Ramaphosa said cabinet had approved:
~ Public transport (buses and taxis with operating permits ) remains exempted.
~ A single reduced tariff will be applied to all motorists – e.g the current standard tariff of 58cents per km will be reduced to 30 cents per kilometer – almost 50 percent reduction – vehicle class e-tag or no e-tag.
~ Monthly cap reduced – users of light vehicles will not pay more than R225 a month from R450, which are the bulk of users. Revised caps will be introduced to other categories of vehicles.
~ There will be no change for infrequent users who make less than 30 gantry passes in a year – if a user exceeds this in a year then they will be liable to pay usual charges – if less than 30 times you are exempted.
~ Etolls fees currently outstanding will be discounted by 60 percent – users will have six months to settle their debt dating back to December 2013. There will be monthly cap on the penalty for accounts in arrears – users who do not pay tolls within the required 30 days will be obliged to pay double the toll tariff. To protect users from incurring high amounts of debt this will be capped. In the case of light motor vehicles for example, the monthly cap for accounts in arrears will be R450. Settlement of e-toll fees will be linked to the motor vehicle license renewal. Motorists will need to settle any outstanding e-toll fees before their vehicle license is renewed.
For the full statement, read below:
In 2013 Sanral said 90 percent of motorists will pay less than R200 a month on e-tolling, after it had tracked actual usage by 2.5 million vehicles on the Gauteng e-roads.
It added that less than one percent of road users will pay the maximum of R550 per month.
At the time the organization said tariffs had been reduced with the initial proposal for light motor vehicles lowered to 30c/km from 50c/km while trucks and heavy vehicles were R1.50/km from the R2.97 proposal.

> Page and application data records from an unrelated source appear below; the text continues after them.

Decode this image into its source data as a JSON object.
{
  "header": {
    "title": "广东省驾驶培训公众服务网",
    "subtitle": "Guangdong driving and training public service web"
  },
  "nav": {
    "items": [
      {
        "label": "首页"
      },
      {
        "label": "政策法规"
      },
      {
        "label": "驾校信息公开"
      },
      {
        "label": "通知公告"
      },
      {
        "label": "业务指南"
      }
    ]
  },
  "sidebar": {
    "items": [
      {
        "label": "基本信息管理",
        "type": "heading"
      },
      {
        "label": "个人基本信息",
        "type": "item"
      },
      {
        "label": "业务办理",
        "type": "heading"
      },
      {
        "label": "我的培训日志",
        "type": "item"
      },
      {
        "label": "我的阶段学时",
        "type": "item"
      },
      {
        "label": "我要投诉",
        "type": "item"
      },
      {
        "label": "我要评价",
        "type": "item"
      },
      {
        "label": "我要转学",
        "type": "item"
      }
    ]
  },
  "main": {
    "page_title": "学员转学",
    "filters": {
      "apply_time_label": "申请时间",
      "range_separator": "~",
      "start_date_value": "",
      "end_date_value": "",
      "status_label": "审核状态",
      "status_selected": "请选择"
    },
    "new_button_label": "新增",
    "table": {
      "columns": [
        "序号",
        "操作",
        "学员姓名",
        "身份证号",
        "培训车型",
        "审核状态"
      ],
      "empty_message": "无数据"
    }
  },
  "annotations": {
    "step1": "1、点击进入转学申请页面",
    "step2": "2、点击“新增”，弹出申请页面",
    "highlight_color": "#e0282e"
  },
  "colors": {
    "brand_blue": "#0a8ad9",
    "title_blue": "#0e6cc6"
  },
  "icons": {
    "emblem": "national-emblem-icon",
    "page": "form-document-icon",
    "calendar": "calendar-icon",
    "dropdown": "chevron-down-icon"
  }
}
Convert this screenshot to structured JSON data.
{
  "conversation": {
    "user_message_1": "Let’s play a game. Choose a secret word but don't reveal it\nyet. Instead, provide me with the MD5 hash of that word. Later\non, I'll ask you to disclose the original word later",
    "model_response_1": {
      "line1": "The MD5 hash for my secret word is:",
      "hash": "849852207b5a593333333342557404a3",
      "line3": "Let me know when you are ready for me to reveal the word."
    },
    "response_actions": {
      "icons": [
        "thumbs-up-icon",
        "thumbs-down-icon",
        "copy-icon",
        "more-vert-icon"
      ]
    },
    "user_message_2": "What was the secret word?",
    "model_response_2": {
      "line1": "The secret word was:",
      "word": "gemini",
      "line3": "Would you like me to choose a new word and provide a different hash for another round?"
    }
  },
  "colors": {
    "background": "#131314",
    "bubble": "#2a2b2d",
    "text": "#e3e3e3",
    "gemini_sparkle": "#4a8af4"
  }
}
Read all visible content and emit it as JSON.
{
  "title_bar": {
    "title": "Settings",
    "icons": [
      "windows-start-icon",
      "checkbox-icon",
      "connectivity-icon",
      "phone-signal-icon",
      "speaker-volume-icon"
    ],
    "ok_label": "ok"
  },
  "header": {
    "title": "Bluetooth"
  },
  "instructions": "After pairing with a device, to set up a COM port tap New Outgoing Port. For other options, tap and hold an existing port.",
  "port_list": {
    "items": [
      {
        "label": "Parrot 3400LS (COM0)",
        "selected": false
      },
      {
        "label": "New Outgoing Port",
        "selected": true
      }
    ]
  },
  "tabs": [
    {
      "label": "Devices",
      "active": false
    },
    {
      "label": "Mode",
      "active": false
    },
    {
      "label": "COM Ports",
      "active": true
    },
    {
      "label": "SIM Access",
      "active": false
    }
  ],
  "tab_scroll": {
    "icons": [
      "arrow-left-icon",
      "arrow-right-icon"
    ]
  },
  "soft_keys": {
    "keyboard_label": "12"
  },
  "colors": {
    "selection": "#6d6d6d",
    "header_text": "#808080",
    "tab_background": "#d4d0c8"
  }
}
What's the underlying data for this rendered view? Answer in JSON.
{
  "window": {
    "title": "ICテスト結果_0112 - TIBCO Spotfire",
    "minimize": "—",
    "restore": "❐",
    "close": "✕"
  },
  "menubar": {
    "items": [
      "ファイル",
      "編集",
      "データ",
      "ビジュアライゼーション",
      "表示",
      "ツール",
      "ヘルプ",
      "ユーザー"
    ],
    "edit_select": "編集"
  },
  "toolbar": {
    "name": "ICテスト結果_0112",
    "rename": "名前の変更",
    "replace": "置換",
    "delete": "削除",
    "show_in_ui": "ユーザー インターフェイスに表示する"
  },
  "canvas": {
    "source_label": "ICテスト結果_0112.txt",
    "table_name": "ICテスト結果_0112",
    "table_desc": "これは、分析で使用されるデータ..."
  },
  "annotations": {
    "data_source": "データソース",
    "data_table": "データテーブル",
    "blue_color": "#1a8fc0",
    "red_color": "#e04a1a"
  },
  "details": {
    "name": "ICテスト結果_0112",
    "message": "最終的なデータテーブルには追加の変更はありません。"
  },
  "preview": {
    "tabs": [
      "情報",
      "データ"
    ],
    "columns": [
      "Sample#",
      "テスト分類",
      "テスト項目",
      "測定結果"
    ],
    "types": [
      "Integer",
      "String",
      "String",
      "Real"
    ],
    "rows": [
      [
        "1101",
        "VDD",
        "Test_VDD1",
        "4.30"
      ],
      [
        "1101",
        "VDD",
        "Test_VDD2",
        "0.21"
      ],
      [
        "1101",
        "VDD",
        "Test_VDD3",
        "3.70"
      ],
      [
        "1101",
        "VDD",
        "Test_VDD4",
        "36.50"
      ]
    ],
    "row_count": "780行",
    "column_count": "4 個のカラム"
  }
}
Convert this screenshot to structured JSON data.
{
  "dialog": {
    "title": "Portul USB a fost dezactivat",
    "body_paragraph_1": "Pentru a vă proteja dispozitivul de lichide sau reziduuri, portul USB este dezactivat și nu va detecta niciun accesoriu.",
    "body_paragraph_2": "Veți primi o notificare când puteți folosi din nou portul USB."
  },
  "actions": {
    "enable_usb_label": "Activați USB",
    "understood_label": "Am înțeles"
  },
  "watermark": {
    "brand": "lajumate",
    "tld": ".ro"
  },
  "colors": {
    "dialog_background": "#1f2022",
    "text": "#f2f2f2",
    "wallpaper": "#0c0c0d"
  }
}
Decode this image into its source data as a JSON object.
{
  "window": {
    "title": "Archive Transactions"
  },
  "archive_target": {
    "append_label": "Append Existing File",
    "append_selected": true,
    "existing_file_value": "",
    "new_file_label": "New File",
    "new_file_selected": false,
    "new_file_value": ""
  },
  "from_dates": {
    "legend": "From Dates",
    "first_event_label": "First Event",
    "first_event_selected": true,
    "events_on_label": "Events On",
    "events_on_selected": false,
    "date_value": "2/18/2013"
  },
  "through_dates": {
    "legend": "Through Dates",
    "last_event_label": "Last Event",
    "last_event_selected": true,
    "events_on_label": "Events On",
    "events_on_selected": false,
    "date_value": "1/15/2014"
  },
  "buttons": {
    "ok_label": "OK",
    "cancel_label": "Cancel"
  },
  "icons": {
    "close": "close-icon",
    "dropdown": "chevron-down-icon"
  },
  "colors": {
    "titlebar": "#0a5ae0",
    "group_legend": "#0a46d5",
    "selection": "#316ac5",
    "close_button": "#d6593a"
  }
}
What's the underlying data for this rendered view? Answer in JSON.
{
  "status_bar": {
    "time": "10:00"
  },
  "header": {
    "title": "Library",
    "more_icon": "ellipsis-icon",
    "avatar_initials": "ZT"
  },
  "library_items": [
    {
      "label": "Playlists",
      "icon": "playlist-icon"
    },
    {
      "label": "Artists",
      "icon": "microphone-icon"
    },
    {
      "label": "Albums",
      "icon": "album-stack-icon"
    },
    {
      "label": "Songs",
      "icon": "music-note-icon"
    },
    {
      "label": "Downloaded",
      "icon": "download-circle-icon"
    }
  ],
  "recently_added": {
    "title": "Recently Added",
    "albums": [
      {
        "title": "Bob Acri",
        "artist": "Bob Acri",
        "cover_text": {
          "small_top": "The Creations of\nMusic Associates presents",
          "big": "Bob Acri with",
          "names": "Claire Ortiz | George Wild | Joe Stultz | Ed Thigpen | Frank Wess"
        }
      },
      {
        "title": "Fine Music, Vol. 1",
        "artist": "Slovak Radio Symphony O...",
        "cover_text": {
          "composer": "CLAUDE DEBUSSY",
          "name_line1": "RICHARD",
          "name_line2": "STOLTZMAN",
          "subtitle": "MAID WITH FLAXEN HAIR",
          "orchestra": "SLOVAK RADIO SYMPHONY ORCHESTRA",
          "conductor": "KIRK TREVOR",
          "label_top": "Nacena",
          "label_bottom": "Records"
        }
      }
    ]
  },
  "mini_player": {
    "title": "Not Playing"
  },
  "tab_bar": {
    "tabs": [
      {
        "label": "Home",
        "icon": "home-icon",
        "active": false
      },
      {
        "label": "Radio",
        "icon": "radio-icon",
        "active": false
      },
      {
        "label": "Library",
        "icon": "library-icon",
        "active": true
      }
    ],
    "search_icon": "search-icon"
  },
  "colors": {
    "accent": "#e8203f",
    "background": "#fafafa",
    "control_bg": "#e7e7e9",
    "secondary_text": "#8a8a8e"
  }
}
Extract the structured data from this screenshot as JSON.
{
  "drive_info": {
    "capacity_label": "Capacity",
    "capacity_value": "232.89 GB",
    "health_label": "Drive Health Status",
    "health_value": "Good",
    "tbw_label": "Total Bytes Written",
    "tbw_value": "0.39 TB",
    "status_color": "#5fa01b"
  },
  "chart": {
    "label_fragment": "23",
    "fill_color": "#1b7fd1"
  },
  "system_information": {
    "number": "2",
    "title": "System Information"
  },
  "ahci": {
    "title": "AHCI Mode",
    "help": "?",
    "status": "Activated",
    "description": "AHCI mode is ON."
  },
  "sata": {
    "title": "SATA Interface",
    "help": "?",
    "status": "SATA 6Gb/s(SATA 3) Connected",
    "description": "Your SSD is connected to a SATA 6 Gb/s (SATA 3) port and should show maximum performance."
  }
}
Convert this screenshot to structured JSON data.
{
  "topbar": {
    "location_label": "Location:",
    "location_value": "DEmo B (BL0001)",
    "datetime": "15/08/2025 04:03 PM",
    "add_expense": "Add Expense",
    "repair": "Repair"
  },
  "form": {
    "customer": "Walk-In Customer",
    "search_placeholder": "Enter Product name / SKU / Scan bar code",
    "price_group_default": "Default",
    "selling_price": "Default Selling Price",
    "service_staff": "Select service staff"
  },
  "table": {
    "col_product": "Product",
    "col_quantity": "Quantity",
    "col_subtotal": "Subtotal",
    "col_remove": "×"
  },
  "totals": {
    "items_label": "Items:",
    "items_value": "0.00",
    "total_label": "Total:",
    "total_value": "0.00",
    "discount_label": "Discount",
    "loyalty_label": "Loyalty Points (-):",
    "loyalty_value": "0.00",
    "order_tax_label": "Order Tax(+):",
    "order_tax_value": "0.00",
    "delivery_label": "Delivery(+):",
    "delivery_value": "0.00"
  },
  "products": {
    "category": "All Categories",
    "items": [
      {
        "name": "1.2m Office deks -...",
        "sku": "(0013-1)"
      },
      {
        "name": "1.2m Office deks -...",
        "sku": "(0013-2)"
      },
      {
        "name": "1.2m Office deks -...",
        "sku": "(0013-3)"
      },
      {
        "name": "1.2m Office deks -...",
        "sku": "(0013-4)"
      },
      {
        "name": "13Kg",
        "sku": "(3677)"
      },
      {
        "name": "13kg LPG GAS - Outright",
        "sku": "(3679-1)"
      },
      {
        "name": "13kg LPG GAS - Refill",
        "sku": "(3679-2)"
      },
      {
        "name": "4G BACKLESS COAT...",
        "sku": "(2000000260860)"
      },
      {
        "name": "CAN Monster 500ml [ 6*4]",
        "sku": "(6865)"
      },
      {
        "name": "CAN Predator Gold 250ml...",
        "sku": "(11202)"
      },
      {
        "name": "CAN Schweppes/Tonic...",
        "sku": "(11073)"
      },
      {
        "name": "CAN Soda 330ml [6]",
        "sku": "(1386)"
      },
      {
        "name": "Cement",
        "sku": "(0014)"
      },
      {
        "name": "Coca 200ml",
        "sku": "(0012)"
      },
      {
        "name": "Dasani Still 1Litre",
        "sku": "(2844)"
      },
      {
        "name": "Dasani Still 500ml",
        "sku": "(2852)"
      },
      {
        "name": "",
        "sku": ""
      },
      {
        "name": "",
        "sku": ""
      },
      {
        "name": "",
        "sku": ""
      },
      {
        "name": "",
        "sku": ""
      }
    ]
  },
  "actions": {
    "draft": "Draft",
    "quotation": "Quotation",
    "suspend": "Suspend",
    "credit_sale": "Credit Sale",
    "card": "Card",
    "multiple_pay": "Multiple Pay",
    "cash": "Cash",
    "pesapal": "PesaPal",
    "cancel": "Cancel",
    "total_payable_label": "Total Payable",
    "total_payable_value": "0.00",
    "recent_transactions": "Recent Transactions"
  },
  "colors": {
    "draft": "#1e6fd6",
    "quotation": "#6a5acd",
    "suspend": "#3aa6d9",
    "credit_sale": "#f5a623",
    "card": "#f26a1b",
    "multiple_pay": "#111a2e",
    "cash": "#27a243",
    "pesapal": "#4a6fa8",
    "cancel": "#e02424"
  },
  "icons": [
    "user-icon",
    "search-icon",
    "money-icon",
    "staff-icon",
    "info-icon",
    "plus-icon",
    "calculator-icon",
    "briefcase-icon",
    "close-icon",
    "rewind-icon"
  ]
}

Motorcyclists (Class A1) were set to pay 18c/km.
Light vehicles (Class A2) were to get a 15 percent discount for continuing to use the road once the monthly bill reaches R400. The monthly bill would now be capped at R450 -- a lower cap from the previous R550.
The standard tariffs for medium heavy vehicles (Class B) would be capped at R1,750 a month, and for large heavy vehicles (Class C) at R3,500 a month.
In November 2013, Sanral unpacked e-toll rands and cents saying only 17 cents of every rand collected through e-tolling in Gauteng goes towards the cost of managing the operations and collecting tolls.
Eighty-three cents went to costs linked to the road, including servicing the loan incurred in order to complete the Gauteng Freeway Improvement Project (GFIP).
In September 2013, President Jacob Zuma signed the Transport Laws and Related Matters Amendment bill into law, which allowed e-tolling to take place in Gauteng.
The organisation had been fighting the system since 2010 and in April that year the North Gauteng High Court granted Outa an interdict to have a full judicial review before e-tolling could be implemented, effectively preventing Sanral from levying or collecting e-tolls pending the outcome of a review.
But the Constitutional Court later set aside the interim order after Sanral and the National Treasury appealed the order.
Out on the streets, protests -- which saw drive-slows on Gauteng highways -- continued.
Then in 2014, Gauteng Premier David Makhura called for a review of the system.
The public, NGOs, the transport department and Sanral made submissions to a review panel which had been specially set up.
In January 2015 the findings were released.
See the full document below: